### EXERCISE DETAILS
Each record in the listing below is to be duplicated exactly.
------
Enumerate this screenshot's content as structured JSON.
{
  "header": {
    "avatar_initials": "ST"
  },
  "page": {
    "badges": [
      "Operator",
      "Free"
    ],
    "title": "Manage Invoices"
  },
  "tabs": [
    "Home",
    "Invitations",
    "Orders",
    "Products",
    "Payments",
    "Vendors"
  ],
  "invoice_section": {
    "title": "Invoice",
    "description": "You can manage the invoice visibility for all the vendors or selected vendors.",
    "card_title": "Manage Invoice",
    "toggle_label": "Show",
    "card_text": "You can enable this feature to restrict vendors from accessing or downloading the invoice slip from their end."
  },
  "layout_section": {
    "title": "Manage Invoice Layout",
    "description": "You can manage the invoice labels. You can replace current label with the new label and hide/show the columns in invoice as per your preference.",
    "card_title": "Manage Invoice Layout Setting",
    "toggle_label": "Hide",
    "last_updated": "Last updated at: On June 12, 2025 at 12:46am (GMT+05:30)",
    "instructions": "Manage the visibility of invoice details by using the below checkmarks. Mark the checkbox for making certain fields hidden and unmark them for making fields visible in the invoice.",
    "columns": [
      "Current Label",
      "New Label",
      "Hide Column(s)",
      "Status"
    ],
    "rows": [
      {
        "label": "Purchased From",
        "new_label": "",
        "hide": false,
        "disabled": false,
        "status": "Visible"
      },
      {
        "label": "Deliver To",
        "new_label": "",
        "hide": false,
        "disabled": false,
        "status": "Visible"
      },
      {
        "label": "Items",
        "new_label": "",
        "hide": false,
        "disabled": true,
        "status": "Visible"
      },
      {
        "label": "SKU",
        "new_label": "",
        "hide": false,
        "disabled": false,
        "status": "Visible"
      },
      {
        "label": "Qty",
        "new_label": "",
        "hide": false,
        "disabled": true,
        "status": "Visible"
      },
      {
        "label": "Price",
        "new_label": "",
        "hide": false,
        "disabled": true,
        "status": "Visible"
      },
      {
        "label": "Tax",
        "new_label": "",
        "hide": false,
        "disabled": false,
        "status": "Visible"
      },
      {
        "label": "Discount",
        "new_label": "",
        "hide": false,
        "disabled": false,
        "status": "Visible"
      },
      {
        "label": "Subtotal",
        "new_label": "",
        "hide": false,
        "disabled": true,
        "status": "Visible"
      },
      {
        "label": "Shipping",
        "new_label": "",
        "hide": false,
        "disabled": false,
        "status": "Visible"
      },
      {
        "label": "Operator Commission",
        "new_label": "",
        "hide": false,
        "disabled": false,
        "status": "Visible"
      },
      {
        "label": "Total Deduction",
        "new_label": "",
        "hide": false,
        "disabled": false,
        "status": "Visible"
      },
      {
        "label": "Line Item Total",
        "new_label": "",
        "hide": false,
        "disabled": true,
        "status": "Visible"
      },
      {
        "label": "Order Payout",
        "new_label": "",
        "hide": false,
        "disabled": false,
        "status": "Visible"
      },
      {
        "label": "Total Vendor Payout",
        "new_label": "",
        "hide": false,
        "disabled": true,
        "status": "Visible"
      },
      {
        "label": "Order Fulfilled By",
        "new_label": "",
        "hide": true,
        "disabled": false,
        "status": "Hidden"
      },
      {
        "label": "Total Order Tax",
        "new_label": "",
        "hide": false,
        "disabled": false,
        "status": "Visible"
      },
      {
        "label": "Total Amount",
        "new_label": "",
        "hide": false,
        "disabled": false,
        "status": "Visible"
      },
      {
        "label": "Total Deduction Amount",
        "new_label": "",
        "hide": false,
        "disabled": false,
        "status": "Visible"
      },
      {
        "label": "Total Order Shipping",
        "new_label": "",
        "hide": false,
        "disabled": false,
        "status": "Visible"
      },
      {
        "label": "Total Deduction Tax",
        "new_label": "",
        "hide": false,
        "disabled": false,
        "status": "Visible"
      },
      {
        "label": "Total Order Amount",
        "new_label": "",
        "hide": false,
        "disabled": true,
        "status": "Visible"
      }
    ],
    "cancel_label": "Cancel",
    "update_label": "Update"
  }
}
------
### OUTPUT OF THE TASK
Enumerate this screenshot's content as structured JSON.
{
  "header": {
    "avatar_initials": "ST"
  },
  "page": {
    "badges": [
      "Operator",
      "Free"
    ],
    "title": "Manage Invoices"
  },
  "tabs": [
    "Home",
    "Invitations",
    "Orders",
    "Products",
    "Payments",
    "Vendors"
  ],
  "invoice_section": {
    "title": "Invoice",
    "description": "You can manage the invoice visibility for all the vendors or selected vendors.",
    "card_title": "Manage Invoice",
    "toggle_label": "Show",
    "card_text": "You can enable this feature to restrict vendors from accessing or downloading the invoice slip from their end."
  },
  "layout_section": {
    "title": "Manage Invoice Layout",
    "description": "You can manage the invoice labels. You can replace current label with the new label and hide/show the columns in invoice as per your preference.",
    "card_title": "Manage Invoice Layout Setting",
    "toggle_label": "Hide",
    "last_updated": "Last updated at: On June 12, 2025 at 12:46am (GMT+05:30)",
    "instructions": "Manage the visibility of invoice details by using the below checkmarks. Mark the checkbox for making certain fields hidden and unmark them for making fields visible in the invoice.",
    "columns": [
      "Current Label",
      "New Label",
      "Hide Column(s)",
      "Status"
    ],
    "rows": [
      {
        "label": "Purchased From",
        "new_label": "",
        "hide": false,
        "disabled": false,
        "status": "Visible"
      },
      {
        "label": "Deliver To",
        "new_label": "",
        "hide": false,
        "disabled": false,
        "status": "Visible"
      },
      {
        "label": "Items",
        "new_label": "",
        "hide": false,
        "disabled": true,
        "status": "Visible"
      },
      {
        "label": "SKU",
        "new_label": "",
        "hide": false,
        "disabled": false,
        "status": "Visible"
      },
      {
        "label": "Qty",
        "new_label": "",
        "hide": false,
        "disabled": true,
        "status": "Visible"
      },
      {
        "label": "Price",
        "new_label": "",
        "hide": false,
        "disabled": true,
        "status": "Visible"
      },
      {
        "label": "Tax",
        "new_label": "",
        "hide": false,
        "disabled": false,
        "status": "Visible"
      },
      {
        "label": "Discount",
        "new_label": "",
        "hide": false,
        "disabled": false,
        "status": "Visible"
      },
      {
        "label": "Subtotal",
        "new_label": "",
        "hide": false,
        "disabled": true,
        "status": "Visible"
      },
      {
        "label": "Shipping",
        "new_label": "",
        "hide": false,
        "disabled": false,
        "status": "Visible"
      },
      {
        "label": "Operator Commission",
        "new_label": "",
        "hide": false,
        "disabled": false,
        "status": "Visible"
      },
      {
        "label": "Total Deduction",
        "new_label": "",
        "hide": false,
        "disabled": false,
        "status": "Visible"
      },
      {
        "label": "Line Item Total",
        "new_label": "",
        "hide": false,
        "disabled": true,
        "status": "Visible"
      },
      {
        "label": "Order Payout",
        "new_label": "",
        "hide": false,
        "disabled": false,
        "status": "Visible"
      },
      {
        "label": "Total Vendor Payout",
        "new_label": "",
        "hide": false,
        "disabled": true,
        "status": "Visible"
      },
      {
        "label": "Order Fulfilled By",
        "new_label": "",
        "hide": true,
        "disabled": false,
        "status": "Hidden"
      },
      {
        "label": "Total Order Tax",
        "new_label": "",
        "hide": false,
        "disabled": false,
        "status": "Visible"
      },
      {
        "label": "Total Amount",
        "new_label": "",
        "hide": false,
        "disabled": false,
        "status": "Visible"
      },
      {
        "label": "Total Deduction Amount",
        "new_label": "",
        "hide": false,
        "disabled": false,
        "status": "Visible"
      },
      {
        "label": "Total Order Shipping",
        "new_label": "",
        "hide": false,
        "disabled": false,
        "status": "Visible"
      },
      {
        "label": "Total Deduction Tax",
        "new_label": "",
        "hide": false,
        "disabled": false,
        "status": "Visible"
      },
      {
        "label": "Total Order Amount",
        "new_label": "",
        "hide": false,
        "disabled": true,
        "status": "Visible"
      }
    ],
    "cancel_label": "Cancel",
    "update_label": "Update"
  }
}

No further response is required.